And when we have our armors buckled on,
The venom’d vengeance ride upon our swords,
Spur them to ruthful work, rein them from ruth.
Fie, savage, fie!
Hector, then ’tis wars.
Troilus, I would not have you fight today.
Who should withhold me?
Not fate, obedience, nor the hand of Mars
Beck’ning with fiery truncheon my retire,
Not Priamus and Hecuba on knees,
Their eyes o’ergalled with recourse of tears,
Nor you, my brother, with your true sword drawn,
Oppos’d to hinder me, should stop my way,
But by my ruin.
Enter Priam and Cassandra.
Lay hold upon him, Priam, hold him fast,
He is thy crutch.

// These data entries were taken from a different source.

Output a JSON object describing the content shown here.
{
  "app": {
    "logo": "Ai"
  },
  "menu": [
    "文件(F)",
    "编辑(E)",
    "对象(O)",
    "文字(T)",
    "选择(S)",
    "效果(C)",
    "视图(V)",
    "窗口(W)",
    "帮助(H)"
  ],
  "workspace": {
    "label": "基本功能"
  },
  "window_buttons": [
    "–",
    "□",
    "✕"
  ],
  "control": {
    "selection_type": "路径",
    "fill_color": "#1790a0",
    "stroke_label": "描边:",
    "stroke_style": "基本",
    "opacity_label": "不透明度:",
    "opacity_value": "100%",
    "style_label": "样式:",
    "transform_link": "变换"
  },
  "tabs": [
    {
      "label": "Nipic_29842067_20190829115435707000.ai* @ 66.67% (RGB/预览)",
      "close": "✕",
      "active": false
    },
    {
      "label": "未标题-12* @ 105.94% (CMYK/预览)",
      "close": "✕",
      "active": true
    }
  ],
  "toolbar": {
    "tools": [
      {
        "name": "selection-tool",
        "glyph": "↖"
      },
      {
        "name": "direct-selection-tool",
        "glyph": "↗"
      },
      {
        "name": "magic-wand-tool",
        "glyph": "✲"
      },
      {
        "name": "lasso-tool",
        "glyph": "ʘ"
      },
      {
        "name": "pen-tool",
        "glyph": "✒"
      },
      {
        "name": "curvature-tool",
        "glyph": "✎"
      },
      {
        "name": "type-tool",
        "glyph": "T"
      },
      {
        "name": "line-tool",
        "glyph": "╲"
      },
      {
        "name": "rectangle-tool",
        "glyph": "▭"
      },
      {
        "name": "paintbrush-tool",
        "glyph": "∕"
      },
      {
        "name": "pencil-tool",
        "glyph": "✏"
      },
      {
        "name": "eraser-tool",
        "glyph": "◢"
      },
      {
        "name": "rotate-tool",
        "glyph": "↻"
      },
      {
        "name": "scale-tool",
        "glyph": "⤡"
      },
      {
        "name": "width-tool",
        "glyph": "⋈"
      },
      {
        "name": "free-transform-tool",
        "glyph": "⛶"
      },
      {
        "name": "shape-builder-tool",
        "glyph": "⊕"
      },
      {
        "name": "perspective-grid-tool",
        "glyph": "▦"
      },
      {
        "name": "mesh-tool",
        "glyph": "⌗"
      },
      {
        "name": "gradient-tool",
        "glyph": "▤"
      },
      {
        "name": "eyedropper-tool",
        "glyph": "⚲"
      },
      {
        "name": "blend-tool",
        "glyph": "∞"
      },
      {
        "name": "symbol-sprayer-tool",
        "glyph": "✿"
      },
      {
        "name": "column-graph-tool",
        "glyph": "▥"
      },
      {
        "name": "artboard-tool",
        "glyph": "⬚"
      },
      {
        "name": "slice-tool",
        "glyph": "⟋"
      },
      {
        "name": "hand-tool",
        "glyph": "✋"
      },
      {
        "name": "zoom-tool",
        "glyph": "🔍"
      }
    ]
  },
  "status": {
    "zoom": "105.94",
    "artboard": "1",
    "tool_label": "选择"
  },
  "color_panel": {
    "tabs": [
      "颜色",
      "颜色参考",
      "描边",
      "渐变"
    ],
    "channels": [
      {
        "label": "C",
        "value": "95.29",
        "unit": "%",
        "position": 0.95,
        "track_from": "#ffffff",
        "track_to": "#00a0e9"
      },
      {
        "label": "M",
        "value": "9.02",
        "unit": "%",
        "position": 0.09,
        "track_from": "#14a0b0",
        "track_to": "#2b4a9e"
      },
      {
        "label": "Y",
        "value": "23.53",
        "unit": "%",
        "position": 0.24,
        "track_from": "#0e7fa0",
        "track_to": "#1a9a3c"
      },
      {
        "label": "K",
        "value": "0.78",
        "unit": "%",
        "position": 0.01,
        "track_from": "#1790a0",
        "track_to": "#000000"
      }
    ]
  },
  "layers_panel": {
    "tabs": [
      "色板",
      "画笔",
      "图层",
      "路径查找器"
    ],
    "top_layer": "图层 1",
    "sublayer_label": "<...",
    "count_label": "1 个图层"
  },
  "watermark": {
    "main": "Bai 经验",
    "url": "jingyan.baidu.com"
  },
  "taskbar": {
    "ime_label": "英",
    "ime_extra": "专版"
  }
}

Now if thou lose thy stay,
Thou on him leaning, and all Troy on thee,
Fall all together.
Come, Hector, come, go back.
Thy wife hath dreamt, thy mother hath had visions,
Cassandra doth foresee, and I myself
Am like a prophet suddenly enrapt
To tell thee that this day is ominous:
Therefore come back.
Aeneas is a-field,
And I do stand engag’d to many Greeks,
Even in the faith of valor, to appear
This morning to them.
Ay, but thou shalt not go.
I must not break my faith.
You know me dutiful, therefore, dear sir,
Let me not shame respect, but give me leave
To take that course by your consent and voice,
Which you do here forbid me, royal Priam.
O Priam, yield not to him.
Do not, dear father.
Andromache, I am offended with you,
Upon the love you bear me, get you in.
This foolish, dreaming, superstitious girl
Makes all these bodements.
O, farewell, dear Hector.
Look how thou diest, look how thy eye turns pale.
Look how thy wounds do bleed at many vents,
Hark how Troy roars, how Hecuba cries out,
How poor Andromache shrills her dolors forth.
Behold, distraction, frenzy, and amazement,
Like witless antics, one another meet,
And all cry, Hector! Hector’s dead! O Hector!
Farewell; yet soft: Hector, I take my leave.
Thou dost thyself and all our Troy deceive.
You are amaz’d, my liege, at her exclaim.
Go in and cheer the town. We’ll forth and fight,
Do deeds worth praise, and tell you them at night.
Farewell, the gods with safety stand about thee!
Exeunt severally Priam and Hector. Alarum.
They are at it, hark! Proud Diomed, believe,
I come to lose my arm, or win my sleeve.
Do you hear, my lord? Do you hear?
Here’s a letter come from yond poor girl.
Let me read.
A whoreson tisick, a whoreson rascally tisick so troubles me, and the foolish fortune of this girl, and what one thing, what another, that I shall leave you one a’ th’s days; and I have a rheum in mine eyes too, and such an ache in my bones, that unless a man were curs’d, I cannot tell what to think on’t. What says she there?
Words, words, mere words, no matter from the heart;
Th’ effect doth operate another way.
Tearing the letter.
Go, wind, to wind, there turn and change together.
My love with words and errors still she feeds,
But edifies another with her deeds.